Assigned task » Reproduce every record exactly.

Input material »
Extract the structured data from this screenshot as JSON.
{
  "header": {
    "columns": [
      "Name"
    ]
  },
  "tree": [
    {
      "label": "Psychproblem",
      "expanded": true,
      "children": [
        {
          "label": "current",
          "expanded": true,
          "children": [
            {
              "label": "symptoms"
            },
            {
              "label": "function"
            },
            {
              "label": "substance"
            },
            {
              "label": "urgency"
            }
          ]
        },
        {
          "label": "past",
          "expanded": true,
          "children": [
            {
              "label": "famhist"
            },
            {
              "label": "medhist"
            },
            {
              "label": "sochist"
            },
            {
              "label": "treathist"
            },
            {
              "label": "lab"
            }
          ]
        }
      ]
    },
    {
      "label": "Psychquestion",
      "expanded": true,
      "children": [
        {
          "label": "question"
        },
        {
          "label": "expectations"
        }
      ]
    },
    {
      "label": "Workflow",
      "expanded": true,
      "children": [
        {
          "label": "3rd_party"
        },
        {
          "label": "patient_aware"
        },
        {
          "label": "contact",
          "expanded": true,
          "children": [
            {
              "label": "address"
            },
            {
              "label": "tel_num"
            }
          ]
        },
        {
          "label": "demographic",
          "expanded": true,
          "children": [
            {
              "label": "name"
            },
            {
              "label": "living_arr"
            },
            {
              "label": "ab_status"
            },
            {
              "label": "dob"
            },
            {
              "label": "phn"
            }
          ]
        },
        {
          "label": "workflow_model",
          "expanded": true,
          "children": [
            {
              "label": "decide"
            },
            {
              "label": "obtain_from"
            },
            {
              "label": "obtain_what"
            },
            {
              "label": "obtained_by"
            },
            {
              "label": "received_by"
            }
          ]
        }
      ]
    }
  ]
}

Output for this task »
Extract the structured data from this screenshot as JSON.
{
  "header": {
    "columns": [
      "Name"
    ]
  },
  "tree": [
    {
      "label": "Psychproblem",
      "expanded": true,
      "children": [
        {
          "label": "current",
          "expanded": true,
          "children": [
            {
              "label": "symptoms"
            },
            {
              "label": "function"
            },
            {
              "label": "substance"
            },
            {
              "label": "urgency"
            }
          ]
        },
        {
          "label": "past",
          "expanded": true,
          "children": [
            {
              "label": "famhist"
            },
            {
              "label": "medhist"
            },
            {
              "label": "sochist"
            },
            {
              "label": "treathist"
            },
            {
              "label": "lab"
            }
          ]
        }
      ]
    },
    {
      "label": "Psychquestion",
      "expanded": true,
      "children": [
        {
          "label": "question"
        },
        {
          "label": "expectations"
        }
      ]
    },
    {
      "label": "Workflow",
      "expanded": true,
      "children": [
        {
          "label": "3rd_party"
        },
        {
          "label": "patient_aware"
        },
        {
          "label": "contact",
          "expanded": true,
          "children": [
            {
              "label": "address"
            },
            {
              "label": "tel_num"
            }
          ]
        },
        {
          "label": "demographic",
          "expanded": true,
          "children": [
            {
              "label": "name"
            },
            {
              "label": "living_arr"
            },
            {
              "label": "ab_status"
            },
            {
              "label": "dob"
            },
            {
              "label": "phn"
            }
          ]
        },
        {
          "label": "workflow_model",
          "expanded": true,
          "children": [
            {
              "label": "decide"
            },
            {
              "label": "obtain_from"
            },
            {
              "label": "obtain_what"
            },
            {
              "label": "obtained_by"
            },
            {
              "label": "received_by"
            }
          ]
        }
      ]
    }
  ]
}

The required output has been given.